What is needed here is a verbatim copy of the records that follow.

********************

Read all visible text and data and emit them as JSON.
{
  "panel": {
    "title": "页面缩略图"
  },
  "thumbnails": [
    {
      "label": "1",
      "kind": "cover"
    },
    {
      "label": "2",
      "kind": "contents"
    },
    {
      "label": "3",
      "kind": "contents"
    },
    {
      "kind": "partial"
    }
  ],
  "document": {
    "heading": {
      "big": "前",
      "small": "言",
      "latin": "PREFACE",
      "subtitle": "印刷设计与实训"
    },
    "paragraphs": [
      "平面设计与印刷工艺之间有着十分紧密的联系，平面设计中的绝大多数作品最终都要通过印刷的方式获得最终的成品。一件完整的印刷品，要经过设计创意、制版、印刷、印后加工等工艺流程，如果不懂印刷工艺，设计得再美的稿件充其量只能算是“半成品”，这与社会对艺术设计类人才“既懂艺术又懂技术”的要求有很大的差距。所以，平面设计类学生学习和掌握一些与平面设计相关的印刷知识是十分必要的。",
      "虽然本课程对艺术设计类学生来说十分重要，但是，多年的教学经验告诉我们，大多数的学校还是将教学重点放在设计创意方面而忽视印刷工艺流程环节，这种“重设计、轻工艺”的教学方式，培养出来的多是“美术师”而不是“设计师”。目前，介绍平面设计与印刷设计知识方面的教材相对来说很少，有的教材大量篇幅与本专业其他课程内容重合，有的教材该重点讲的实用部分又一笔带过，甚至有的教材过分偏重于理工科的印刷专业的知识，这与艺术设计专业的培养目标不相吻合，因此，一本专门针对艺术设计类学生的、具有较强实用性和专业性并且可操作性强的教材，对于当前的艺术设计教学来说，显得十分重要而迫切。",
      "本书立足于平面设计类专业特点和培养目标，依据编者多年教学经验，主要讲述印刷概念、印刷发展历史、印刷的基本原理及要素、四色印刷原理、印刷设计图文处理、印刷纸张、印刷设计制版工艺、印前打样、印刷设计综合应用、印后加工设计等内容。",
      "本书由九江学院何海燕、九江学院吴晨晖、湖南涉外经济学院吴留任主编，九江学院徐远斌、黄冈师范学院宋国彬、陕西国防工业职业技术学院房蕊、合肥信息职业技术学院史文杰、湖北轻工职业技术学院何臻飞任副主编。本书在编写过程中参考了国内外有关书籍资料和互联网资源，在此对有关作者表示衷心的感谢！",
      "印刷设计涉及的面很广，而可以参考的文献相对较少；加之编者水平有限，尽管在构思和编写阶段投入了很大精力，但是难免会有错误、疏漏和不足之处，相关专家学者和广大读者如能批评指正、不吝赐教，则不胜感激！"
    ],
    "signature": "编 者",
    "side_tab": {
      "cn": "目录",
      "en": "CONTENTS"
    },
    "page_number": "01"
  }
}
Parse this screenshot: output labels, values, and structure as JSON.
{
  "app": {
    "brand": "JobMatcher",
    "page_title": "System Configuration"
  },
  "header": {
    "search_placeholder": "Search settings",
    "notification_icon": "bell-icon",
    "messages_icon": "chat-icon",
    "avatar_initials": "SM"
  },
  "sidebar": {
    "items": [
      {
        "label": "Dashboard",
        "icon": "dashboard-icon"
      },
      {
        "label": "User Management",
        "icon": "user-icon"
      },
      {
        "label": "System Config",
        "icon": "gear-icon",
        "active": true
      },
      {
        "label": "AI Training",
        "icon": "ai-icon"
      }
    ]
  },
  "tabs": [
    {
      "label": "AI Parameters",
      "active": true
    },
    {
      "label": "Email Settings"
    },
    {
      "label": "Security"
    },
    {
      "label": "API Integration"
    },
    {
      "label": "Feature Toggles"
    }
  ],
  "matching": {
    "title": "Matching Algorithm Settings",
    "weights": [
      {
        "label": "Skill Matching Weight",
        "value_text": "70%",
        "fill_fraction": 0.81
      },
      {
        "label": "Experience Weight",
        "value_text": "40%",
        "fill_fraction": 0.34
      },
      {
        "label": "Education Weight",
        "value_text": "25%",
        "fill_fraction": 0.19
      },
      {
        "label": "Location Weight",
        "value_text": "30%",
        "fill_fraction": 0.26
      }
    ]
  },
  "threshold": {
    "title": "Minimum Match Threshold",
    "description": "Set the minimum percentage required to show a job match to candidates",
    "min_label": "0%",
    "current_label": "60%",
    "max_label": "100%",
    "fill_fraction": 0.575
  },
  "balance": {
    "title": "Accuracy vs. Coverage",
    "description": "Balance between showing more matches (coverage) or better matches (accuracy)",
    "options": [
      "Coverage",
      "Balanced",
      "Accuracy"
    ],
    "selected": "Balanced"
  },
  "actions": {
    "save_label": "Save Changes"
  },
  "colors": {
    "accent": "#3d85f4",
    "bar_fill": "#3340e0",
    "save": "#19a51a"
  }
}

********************

Exercise output:
Read all visible text and data and emit them as JSON.
{
  "panel": {
    "title": "页面缩略图"
  },
  "thumbnails": [
    {
      "label": "1",
      "kind": "cover"
    },
    {
      "label": "2",
      "kind": "contents"
    },
    {
      "label": "3",
      "kind": "contents"
    },
    {
      "kind": "partial"
    }
  ],
  "document": {
    "heading": {
      "big": "前",
      "small": "言",
      "latin": "PREFACE",
      "subtitle": "印刷设计与实训"
    },
    "paragraphs": [
      "平面设计与印刷工艺之间有着十分紧密的联系，平面设计中的绝大多数作品最终都要通过印刷的方式获得最终的成品。一件完整的印刷品，要经过设计创意、制版、印刷、印后加工等工艺流程，如果不懂印刷工艺，设计得再美的稿件充其量只能算是“半成品”，这与社会对艺术设计类人才“既懂艺术又懂技术”的要求有很大的差距。所以，平面设计类学生学习和掌握一些与平面设计相关的印刷知识是十分必要的。",
      "虽然本课程对艺术设计类学生来说十分重要，但是，多年的教学经验告诉我们，大多数的学校还是将教学重点放在设计创意方面而忽视印刷工艺流程环节，这种“重设计、轻工艺”的教学方式，培养出来的多是“美术师”而不是“设计师”。目前，介绍平面设计与印刷设计知识方面的教材相对来说很少，有的教材大量篇幅与本专业其他课程内容重合，有的教材该重点讲的实用部分又一笔带过，甚至有的教材过分偏重于理工科的印刷专业的知识，这与艺术设计专业的培养目标不相吻合，因此，一本专门针对艺术设计类学生的、具有较强实用性和专业性并且可操作性强的教材，对于当前的艺术设计教学来说，显得十分重要而迫切。",
      "本书立足于平面设计类专业特点和培养目标，依据编者多年教学经验，主要讲述印刷概念、印刷发展历史、印刷的基本原理及要素、四色印刷原理、印刷设计图文处理、印刷纸张、印刷设计制版工艺、印前打样、印刷设计综合应用、印后加工设计等内容。",
      "本书由九江学院何海燕、九江学院吴晨晖、湖南涉外经济学院吴留任主编，九江学院徐远斌、黄冈师范学院宋国彬、陕西国防工业职业技术学院房蕊、合肥信息职业技术学院史文杰、湖北轻工职业技术学院何臻飞任副主编。本书在编写过程中参考了国内外有关书籍资料和互联网资源，在此对有关作者表示衷心的感谢！",
      "印刷设计涉及的面很广，而可以参考的文献相对较少；加之编者水平有限，尽管在构思和编写阶段投入了很大精力，但是难免会有错误、疏漏和不足之处，相关专家学者和广大读者如能批评指正、不吝赐教，则不胜感激！"
    ],
    "signature": "编 者",
    "side_tab": {
      "cn": "目录",
      "en": "CONTENTS"
    },
    "page_number": "01"
  }
}
Parse this screenshot: output labels, values, and structure as JSON.
{
  "app": {
    "brand": "JobMatcher",
    "page_title": "System Configuration"
  },
  "header": {
    "search_placeholder": "Search settings",
    "notification_icon": "bell-icon",
    "messages_icon": "chat-icon",
    "avatar_initials": "SM"
  },
  "sidebar": {
    "items": [
      {
        "label": "Dashboard",
        "icon": "dashboard-icon"
      },
      {
        "label": "User Management",
        "icon": "user-icon"
      },
      {
        "label": "System Config",
        "icon": "gear-icon",
        "active": true
      },
      {
        "label": "AI Training",
        "icon": "ai-icon"
      }
    ]
  },
  "tabs": [
    {
      "label": "AI Parameters",
      "active": true
    },
    {
      "label": "Email Settings"
    },
    {
      "label": "Security"
    },
    {
      "label": "API Integration"
    },
    {
      "label": "Feature Toggles"
    }
  ],
  "matching": {
    "title": "Matching Algorithm Settings",
    "weights": [
      {
        "label": "Skill Matching Weight",
        "value_text": "70%",
        "fill_fraction": 0.81
      },
      {
        "label": "Experience Weight",
        "value_text": "40%",
        "fill_fraction": 0.34
      },
      {
        "label": "Education Weight",
        "value_text": "25%",
        "fill_fraction": 0.19
      },
      {
        "label": "Location Weight",
        "value_text": "30%",
        "fill_fraction": 0.26
      }
    ]
  },
  "threshold": {
    "title": "Minimum Match Threshold",
    "description": "Set the minimum percentage required to show a job match to candidates",
    "min_label": "0%",
    "current_label": "60%",
    "max_label": "100%",
    "fill_fraction": 0.575
  },
  "balance": {
    "title": "Accuracy vs. Coverage",
    "description": "Balance between showing more matches (coverage) or better matches (accuracy)",
    "options": [
      "Coverage",
      "Balanced",
      "Accuracy"
    ],
    "selected": "Balanced"
  },
  "actions": {
    "save_label": "Save Changes"
  },
  "colors": {
    "accent": "#3d85f4",
    "bar_fill": "#3340e0",
    "save": "#19a51a"
  }
}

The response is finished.